Next day after breakfast (at the same place where I could exchange couple more glimpses with the same girl), we noticed something really encouraging and worth mentioning. There were people cleaning up the whole place displaying badges indicating that they work for some organization contracted by the government. We had seen similar sites in Arambol also and later noted that there were some restrictions on the restaurant owners on littering the beach. But, still people does not seem to have understood the significance of not littering and discouraging plastic. A perfect example was our own girl @ the restaurant who threw away a plastic straw the previous day, when it was returned saying 'no plastic'. A full lecture on this topic by my friend seemed not to have touched her!!! People had to realize that the beauty of these beaches, if not taken proper care of is going to vanish, jeopardising their own livelihood. With all these, the people who are cleaning up the beaches was a welcome sight.

Finally, it was time to say good bye to Goa once again. I left, promising to come back again at the earliest. The drive towards Karwar / Ankola till Yellapur was 'been-there-done-that'. The road was a bit more eroded than before, but still very much driveable. We stopped near Yellapur for an early lunch, since 'fish-curry-meals' is at its best at North Kannada and we would have missed this luxuary once past Yellapur. For a final time in this trip, we hogged on fish - curry and masala fry.

North Kannada is also famous for water falls with numerous water falls dotting its landscape. While passing through Yellapur, we had to check out one more waterfall and this time it was Satodi. Well ... to make the long story short, it was hard getting there. The way to Satodi was about 36 kms of hard, rocky, gravel filled and confusing road. After enquiring with many and losing our way couple of times and discarding few people's advice that only an SUV / jeep can make it to through this road, we finally made it to a junction where the motoreable road ends. After walking about a km, we made it to the falls, which was less than 100 ft tall and crowded, yet wide and graceful.

Satodi falls
Satodi falls near Yellapur, North Kannada

Next destination was Hosapete (Hospet), near Hampi and we were late yet again after a long tiring drive to Satodi. It was dark by the time and the road from Hubballi (Hubli) to Hosapete was unknown to me (Part of NH63 connecting Ankola, near Karwar to Gooty near Ananthapur in Hyderabad, via Yellapur, Hubballi, Gadag, Koppal, Hosapete, Ballary / Bellary and Guntakkal). We drove slowly past Gadag, had dinner @ Kamat Yatri Nivas, Koppal and reached Hosapete by about 10. This is when we realized that the Hampi utsav was going on and it is very hard to get accomodation at Hosapete or Hampi at this time. After checking up few hotels, we got an over priced room in one of the hotels. Damn ... wasnt Goa better???

Temple @ Hampi
A Temple Gate @ Hampi

We didnt spend much time @ Hampi, about 13 kms of Hosapete. Just drove around the place, some snaps at couple of gates and we were headed towards Ballary and then towards Ananthapur. This part of the world is pathetic, totally famished people and non-existant roads.

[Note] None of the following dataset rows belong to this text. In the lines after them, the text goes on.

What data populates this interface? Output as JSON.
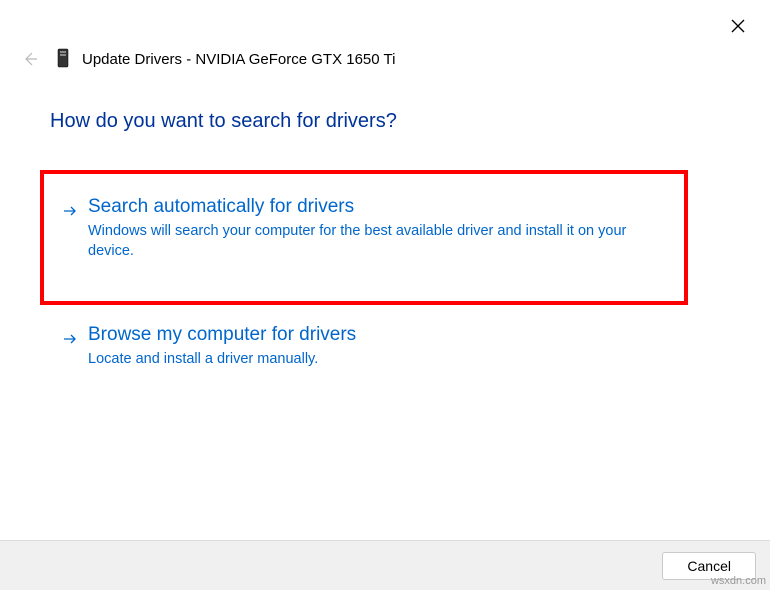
{
  "header": {
    "title": "Update Drivers - NVIDIA GeForce GTX 1650 Ti"
  },
  "question": "How do you want to search for drivers?",
  "options": {
    "auto": {
      "title": "Search automatically for drivers",
      "desc": "Windows will search your computer for the best available driver and install it on your device."
    },
    "browse": {
      "title": "Browse my computer for drivers",
      "desc": "Locate and install a driver manually."
    }
  },
  "footer": {
    "cancel": "Cancel"
  },
  "watermark": "wsxdn.com"
}
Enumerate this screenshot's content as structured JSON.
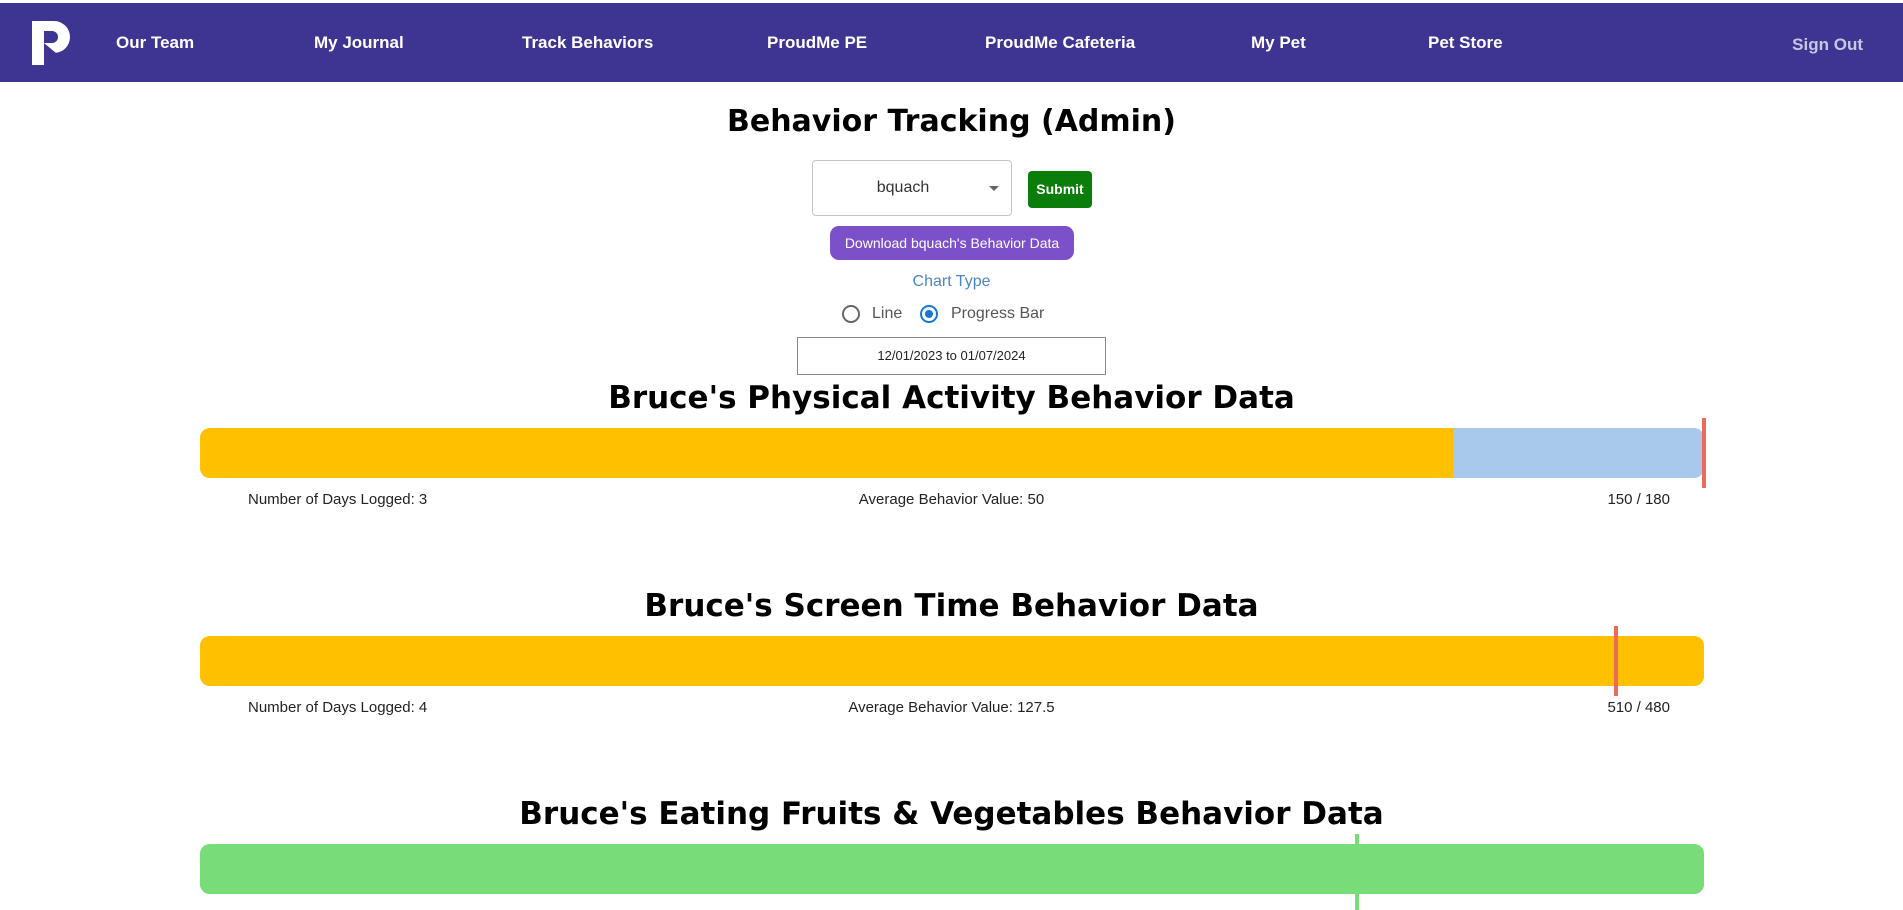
{
  "nav": {
    "items": [
      {
        "label": "Our Team"
      },
      {
        "label": "My Journal"
      },
      {
        "label": "Track Behaviors"
      },
      {
        "label": "ProudMe PE"
      },
      {
        "label": "ProudMe Cafeteria"
      },
      {
        "label": "My Pet"
      },
      {
        "label": "Pet Store"
      }
    ],
    "sign_out": "Sign Out",
    "logo_icon": "proudme-logo-icon"
  },
  "page": {
    "title": "Behavior Tracking (Admin)"
  },
  "controls": {
    "selected_user": "bquach",
    "submit_label": "Submit",
    "download_label": "Download bquach's Behavior Data",
    "chart_type_label": "Chart Type",
    "chart_type_options": [
      {
        "label": "Line",
        "selected": false
      },
      {
        "label": "Progress Bar",
        "selected": true
      }
    ],
    "date_range": "12/01/2023 to 01/07/2024"
  },
  "sections": [
    {
      "title": "Bruce's Physical Activity Behavior Data",
      "days_logged": "Number of Days Logged: 3",
      "average": "Average Behavior Value: 50",
      "progress_text": "150 / 180",
      "value": 150,
      "goal": 180,
      "fill_color": "#ffc000",
      "track_color": "#a8c8ec",
      "marker_color": "#f06a5a"
    },
    {
      "title": "Bruce's Screen Time Behavior Data",
      "days_logged": "Number of Days Logged: 4",
      "average": "Average Behavior Value: 127.5",
      "progress_text": "510 / 480",
      "value": 510,
      "goal": 480,
      "fill_color": "#ffc000",
      "track_color": "#ffc000",
      "marker_color": "#f06a5a"
    },
    {
      "title": "Bruce's Eating Fruits & Vegetables Behavior Data",
      "fill_color": "#78dc78",
      "track_color": "#78dc78",
      "marker_color": "#78dc78"
    }
  ],
  "colors": {
    "navbar": "#3e3592",
    "submit": "#0a7d0a",
    "download": "#7c50c8",
    "radio_selected": "#1976d2"
  }
}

Looked like canals are the only places were water is available and people crowded those places for literally everything. Fine ... since the roads were anyway bad, we decided to take a state road to Ananthapur, starting just before the Karnataka - Andhra Pradesh border. This turned out to be a good move finally since, this state road was better than the NH63 past Hubballi.

The rest of the journey was trivial. We were at Ananthapur by about 1.30, having lunch (rice-curd-dal) at a road side dhaba by 2, outer ring road by 4.30 and home by 5. At home, the trip meter read 2900 kms. It was indeed a long journey, taking about 9 days but we were both ready for more. Versa did stand up to the challenge, without any trouble whatsoever, especially @ the trying terrain near Satodi. It needed a service to get ready for the next time I sing "On the road again ..." :)

Mumbai trip was special for me in many ways, but the most important one being the fact that, this is the first time I drove past South India. Hopefully this is the first of many more to come. This was my first time in Mumbai city itself, but this happening city obviously needed much more attention!

© 2019 Sandeep Unnimadhavan